** DATASET RECORDS follows **

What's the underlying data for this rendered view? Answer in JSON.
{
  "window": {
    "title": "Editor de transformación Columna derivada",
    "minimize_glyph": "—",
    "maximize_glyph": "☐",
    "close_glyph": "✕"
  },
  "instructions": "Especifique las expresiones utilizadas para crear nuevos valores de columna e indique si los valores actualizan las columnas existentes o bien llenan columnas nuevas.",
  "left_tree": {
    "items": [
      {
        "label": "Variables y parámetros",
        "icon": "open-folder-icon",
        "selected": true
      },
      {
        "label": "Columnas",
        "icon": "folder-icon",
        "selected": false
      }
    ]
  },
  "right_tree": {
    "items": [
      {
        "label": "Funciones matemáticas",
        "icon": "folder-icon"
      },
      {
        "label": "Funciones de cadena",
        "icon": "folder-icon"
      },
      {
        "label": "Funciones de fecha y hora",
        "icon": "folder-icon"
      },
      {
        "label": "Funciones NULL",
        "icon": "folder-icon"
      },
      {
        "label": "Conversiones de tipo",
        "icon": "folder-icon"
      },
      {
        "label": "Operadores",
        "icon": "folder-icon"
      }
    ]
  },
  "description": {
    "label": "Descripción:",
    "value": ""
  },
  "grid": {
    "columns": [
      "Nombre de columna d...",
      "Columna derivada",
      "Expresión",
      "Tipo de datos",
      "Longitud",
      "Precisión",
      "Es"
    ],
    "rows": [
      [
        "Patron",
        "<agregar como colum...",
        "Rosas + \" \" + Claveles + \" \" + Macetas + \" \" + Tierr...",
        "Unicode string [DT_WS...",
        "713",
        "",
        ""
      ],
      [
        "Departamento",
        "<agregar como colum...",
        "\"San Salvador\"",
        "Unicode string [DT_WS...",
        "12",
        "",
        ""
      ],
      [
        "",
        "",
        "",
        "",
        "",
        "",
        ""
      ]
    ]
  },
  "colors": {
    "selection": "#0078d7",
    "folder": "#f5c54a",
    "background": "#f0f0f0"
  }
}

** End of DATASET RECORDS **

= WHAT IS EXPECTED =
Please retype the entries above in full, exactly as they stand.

= RESULT =
What's the underlying data for this rendered view? Answer in JSON.
{
  "window": {
    "title": "Editor de transformación Columna derivada",
    "minimize_glyph": "—",
    "maximize_glyph": "☐",
    "close_glyph": "✕"
  },
  "instructions": "Especifique las expresiones utilizadas para crear nuevos valores de columna e indique si los valores actualizan las columnas existentes o bien llenan columnas nuevas.",
  "left_tree": {
    "items": [
      {
        "label": "Variables y parámetros",
        "icon": "open-folder-icon",
        "selected": true
      },
      {
        "label": "Columnas",
        "icon": "folder-icon",
        "selected": false
      }
    ]
  },
  "right_tree": {
    "items": [
      {
        "label": "Funciones matemáticas",
        "icon": "folder-icon"
      },
      {
        "label": "Funciones de cadena",
        "icon": "folder-icon"
      },
      {
        "label": "Funciones de fecha y hora",
        "icon": "folder-icon"
      },
      {
        "label": "Funciones NULL",
        "icon": "folder-icon"
      },
      {
        "label": "Conversiones de tipo",
        "icon": "folder-icon"
      },
      {
        "label": "Operadores",
        "icon": "folder-icon"
      }
    ]
  },
  "description": {
    "label": "Descripción:",
    "value": ""
  },
  "grid": {
    "columns": [
      "Nombre de columna d...",
      "Columna derivada",
      "Expresión",
      "Tipo de datos",
      "Longitud",
      "Precisión",
      "Es"
    ],
    "rows": [
      [
        "Patron",
        "<agregar como colum...",
        "Rosas + \" \" + Claveles + \" \" + Macetas + \" \" + Tierr...",
        "Unicode string [DT_WS...",
        "713",
        "",
        ""
      ],
      [
        "Departamento",
        "<agregar como colum...",
        "\"San Salvador\"",
        "Unicode string [DT_WS...",
        "12",
        "",
        ""
      ],
      [
        "",
        "",
        "",
        "",
        "",
        "",
        ""
      ]
    ]
  },
  "colors": {
    "selection": "#0078d7",
    "folder": "#f5c54a",
    "background": "#f0f0f0"
  }
}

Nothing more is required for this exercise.